Mintz is not entitled to consequential damages. Under the policy, Mintz was entitled to the actual cash value of the damaged property. Prejudgment interest compensated Mintz for any delay in payment of the liquidated sum while National Fire sought a judicial determination of its liability.
The trial court did not abuse its discretion by ordering each party to bear its own costs. See Association of Flight Attendants v. Horizon Air Indus., 976 F.2d 541, 551 (9th Cir.1992). National Fire was the prevailing party on the bad faith and punitive damage claims, and Mintz was the prevailing party on the breach of contract claim.

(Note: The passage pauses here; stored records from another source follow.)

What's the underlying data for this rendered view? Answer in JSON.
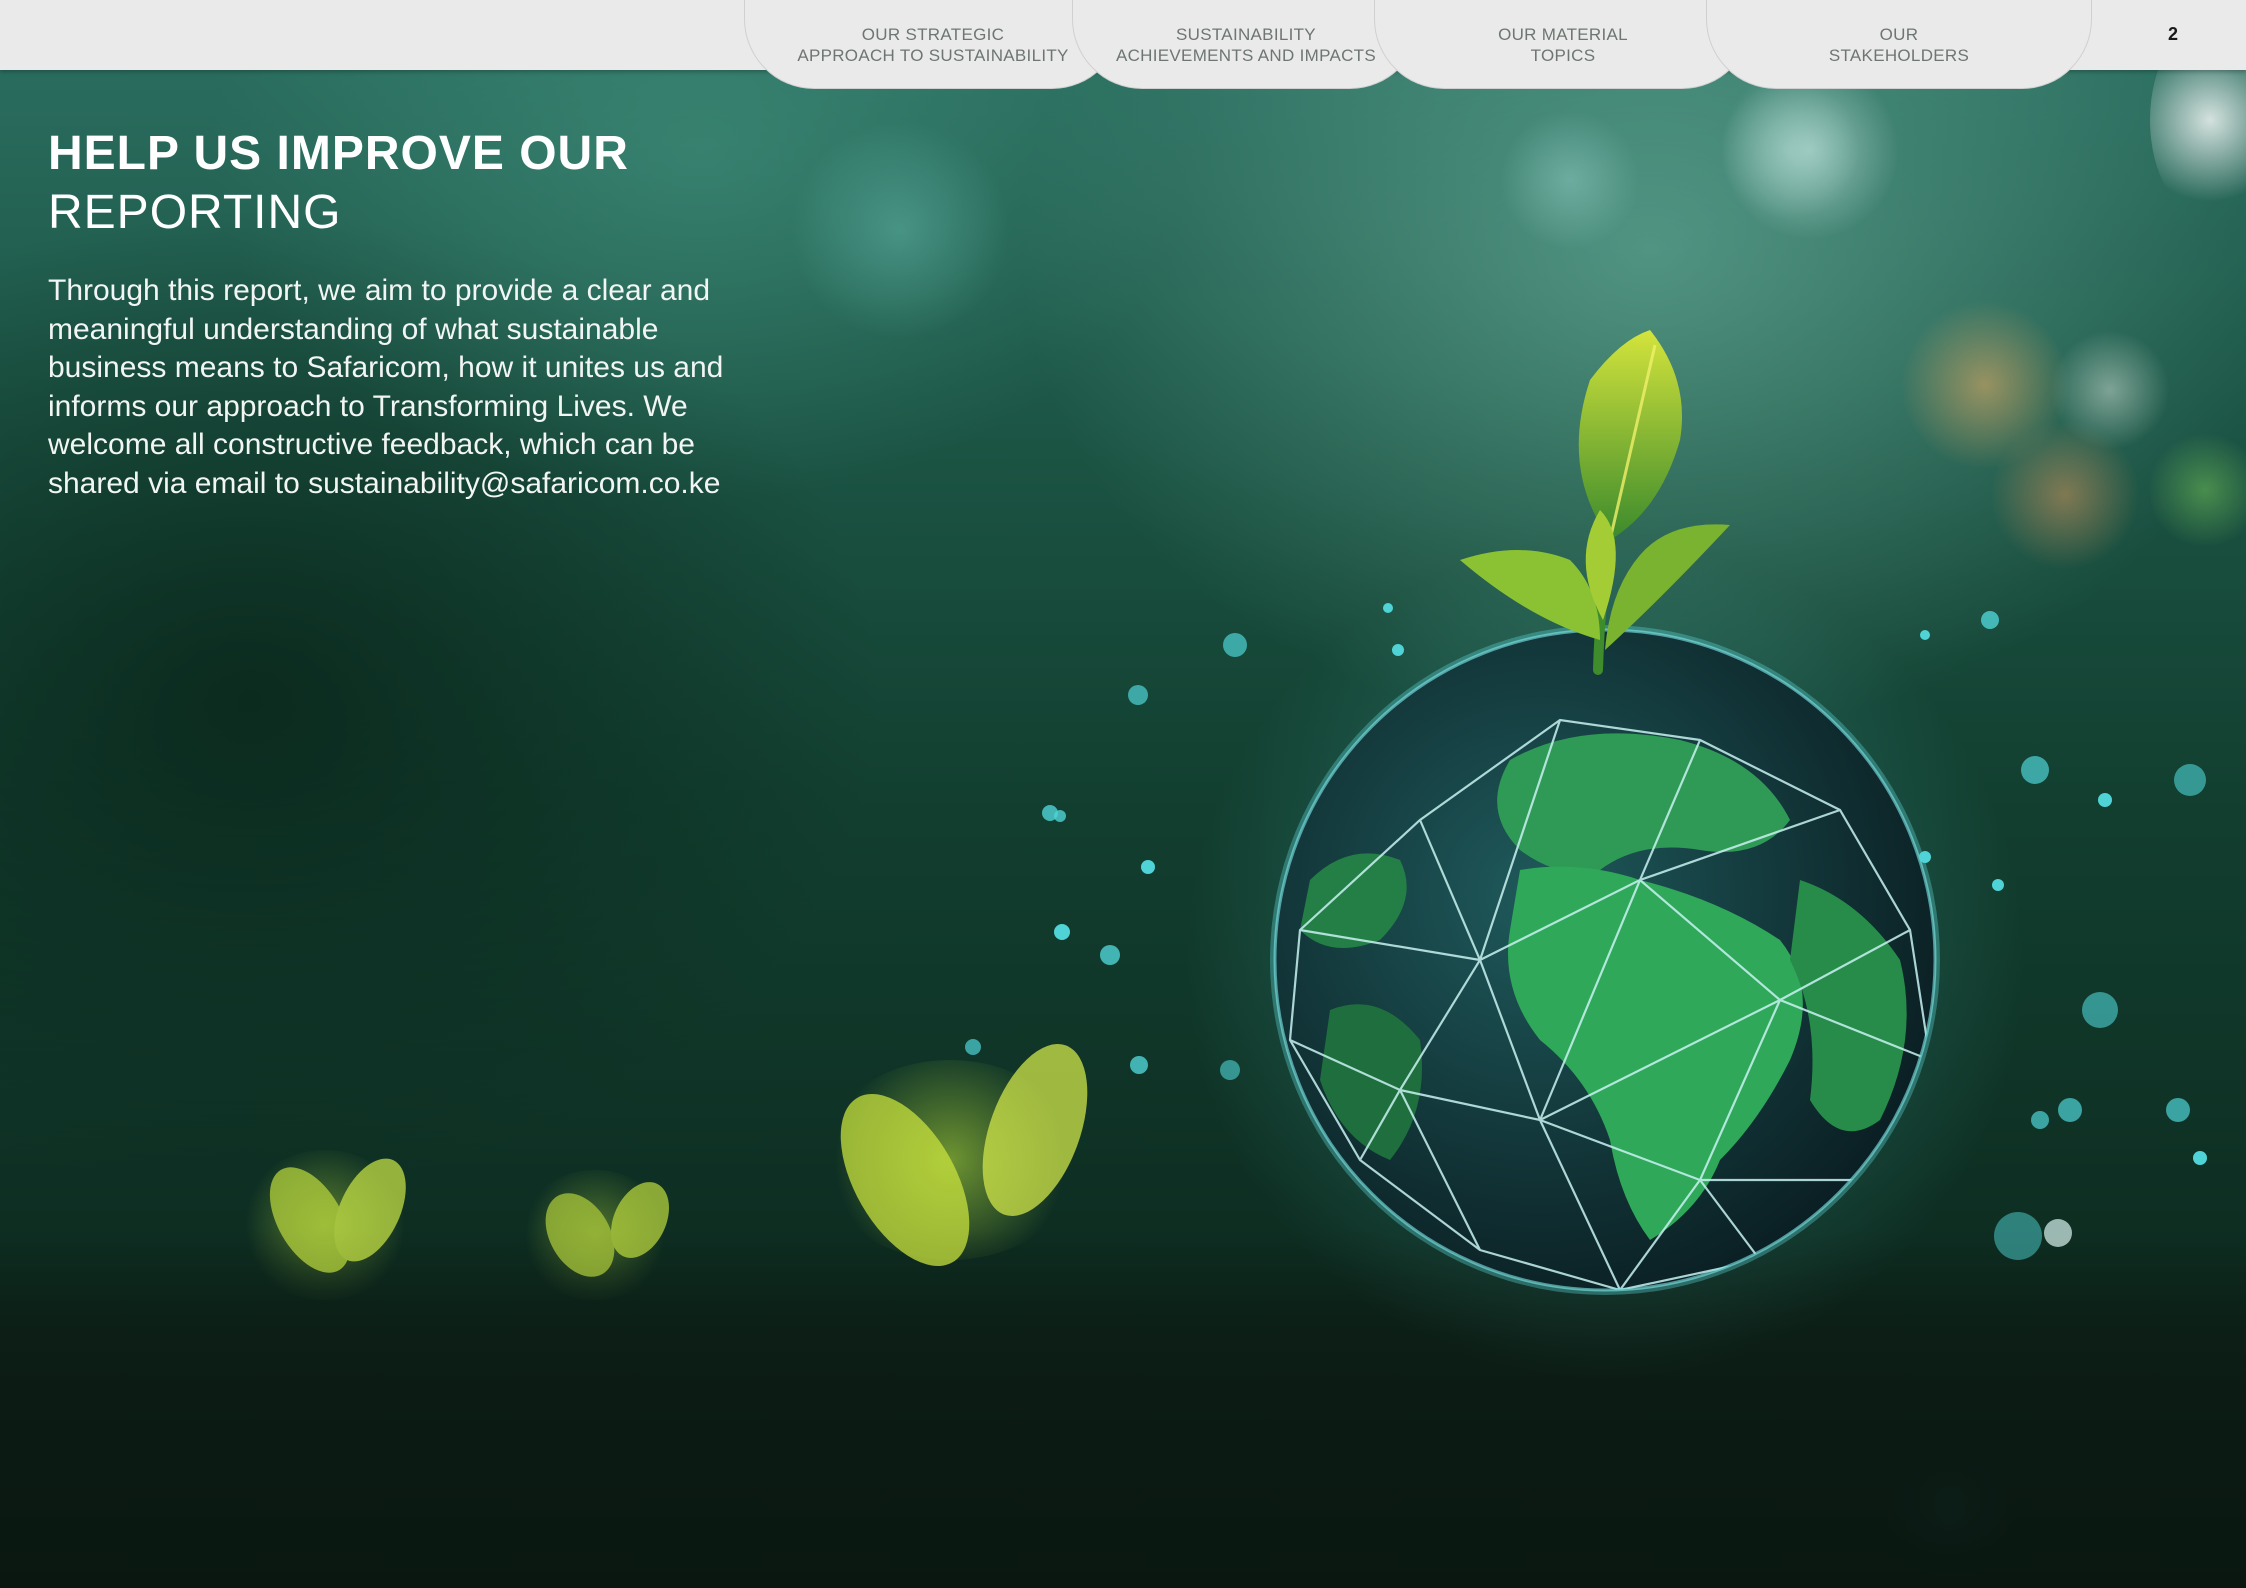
{
  "navigation": {
    "tabs": [
      {
        "label": "OUR STRATEGIC\nAPPROACH TO SUSTAINABILITY"
      },
      {
        "label": "SUSTAINABILITY\nACHIEVEMENTS AND IMPACTS"
      },
      {
        "label": "OUR MATERIAL\nTOPICS"
      },
      {
        "label": "OUR\nSTAKEHOLDERS"
      }
    ]
  },
  "page_number": "2",
  "heading": {
    "bold": "HELP US IMPROVE OUR",
    "light": "REPORTING"
  },
  "body": {
    "lines": [
      "Through this report, we aim to provide a clear and",
      "meaningful understanding of what sustainable",
      "business means to Safaricom, how it unites us and",
      "informs our approach to Transforming Lives. We",
      "welcome all constructive feedback, which can be",
      "shared via email to sustainability@safaricom.co.ke"
    ]
  },
  "hero_image": {
    "icon": "globe-with-sprout-icon",
    "colors": {
      "leaf": "#b8d62e",
      "globe_land": "#2f9a55",
      "globe_sea": "#0e2a2a",
      "sparkle": "#4fd3d6"
    }
  },
  "theme": {
    "topbar": "#e9eae9",
    "tab_text": "#6e7672",
    "heading_text": "#ffffff"
  }
}
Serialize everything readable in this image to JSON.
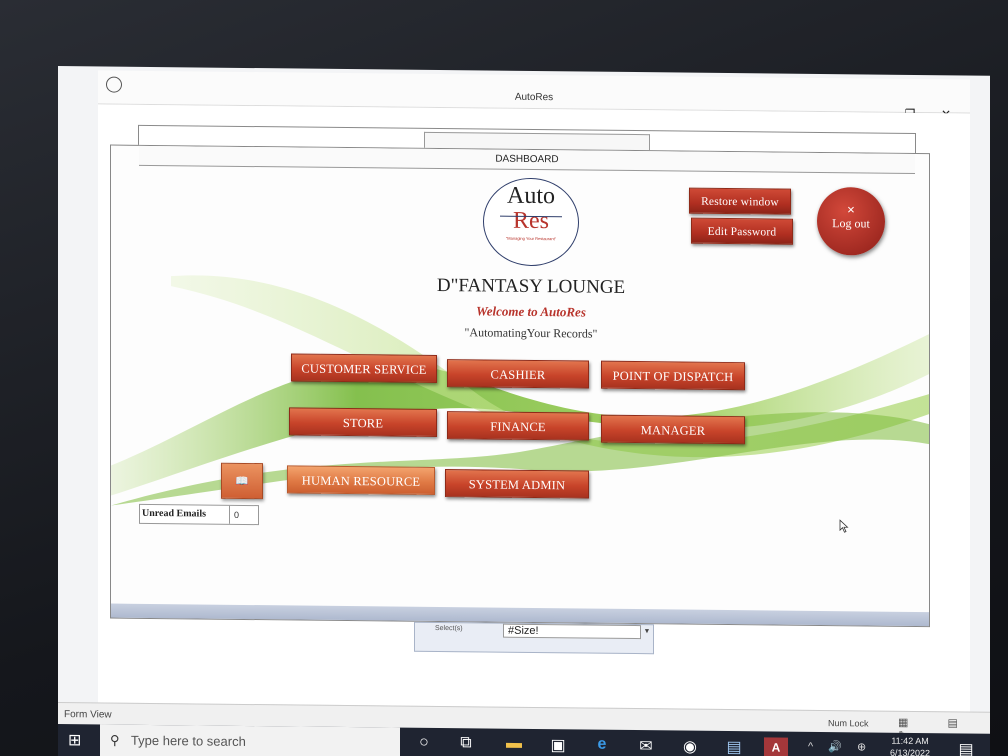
{
  "window": {
    "title": "AutoRes",
    "minimize_glyph": "—",
    "restore_glyph": "❐",
    "close_glyph": "✕"
  },
  "dashboard": {
    "header": "DASHBOARD",
    "logo": {
      "line1": "Auto",
      "line2": "Res",
      "tagline": "\"Managing Your Restaurant\""
    },
    "company_name": "D\"FANTASY LOUNGE",
    "welcome": "Welcome to AutoRes",
    "motto": "\"AutomatingYour Records\"",
    "restore_window": "Restore window",
    "edit_password": "Edit Password",
    "logout": {
      "x_glyph": "✕",
      "label": "Log out"
    },
    "menu": {
      "customer_service": "CUSTOMER SERVICE",
      "cashier": "CASHIER",
      "point_of_dispatch": "POINT OF DISPATCH",
      "store": "STORE",
      "finance": "FINANCE",
      "manager": "MANAGER",
      "human_resource": "HUMAN RESOURCE",
      "system_admin": "SYSTEM ADMIN"
    },
    "book_icon_glyph": "📖",
    "unread_emails": {
      "label": "Unread Emails",
      "value": "0"
    }
  },
  "underlying_form": {
    "field_label": "Select(s)",
    "field_value": "#Size!",
    "dropdown_glyph": "▼"
  },
  "statusbar": {
    "view": "Form View",
    "num_lock": "Num Lock",
    "view_icons": "▦ ▤ ✎"
  },
  "taskbar": {
    "start_glyph": "⊞",
    "search_placeholder": "Type here to search",
    "search_glyph": "⚲",
    "cortana_glyph": "○",
    "taskview_glyph": "⧉",
    "explorer_glyph": "▬",
    "store_glyph": "▣",
    "edge_glyph": "e",
    "mail_glyph": "✉",
    "chrome_glyph": "◉",
    "app_glyph": "▤",
    "access_glyph": "A",
    "tray": "^ 🔊 ⊕",
    "time": "11:42 AM",
    "date": "6/13/2022",
    "notif_glyph": "▤"
  }
}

The trial court did not err in applying Nevada's rate of prejudgment interest instead of California's rate of prejudgment interest. Because this case is a diversity action, the choice-of-law rules of the forum state, Nevada, apply. See Northern Ins. Co. v. Allied Mut. Ins. Co., 955 F.2d 1353, 1359 (9th Cir.), cert. denied, 112 S.Ct. 3033 (1992). The location of the insured risk is an important, if not determinative factor, in deciding which state's law applies. See Williams v. United Servs. Auto. Ass'n, 849 P.2d 265, 266-67; Restatement (Second) of Conflict of Laws Secs. 188 cmt. e & 193 (1971). Because Motel 5 was located in Nevada, the trial court did not err in applying Nevada law.
Mintz did not waive his right to a jury trial on the issue of whether he willfully violated his duty to disclose material facts to National Fire. "[A]s the right of jury trial is fundamental, courts indulge every reasonable presumption against waiver." Aetna Ins. Co. v. Kennedy, 301 U.S. 389, 393 (1937). After reviewing the record, we are convinced Mintz did not waive that right in light of his repeated insistence on the right to a jury trial.
National Fire claims the verdict in favor of Mintz is not supported by substantial evidence. However, National Fire did not make a motion for judgment as a matter of law. See Fed.R.Civ.P. 50. Because National Fire did not make that motion, "the sufficiency of the evidence is not reviewable on appeal." Williams v. Hughes Helicopters, Inc., 806 F.2d 1387, 1391-92 (9th Cir.1986) (internal quotations omitted). The only exception to that rule is "where there is such plain error on the face of the record that failure to review would result in a manifest miscarriage of justice." Id. at 1392 (internal quotations omitted). This is not such a case. Moreover, we have reviewed the record and are satisfied substantial evidence supports the jury's verdict.
This disposition is not appropriate for publication and may not be cited to or by the courts of this circuit except as provided by Ninth Circuit Rule 36-3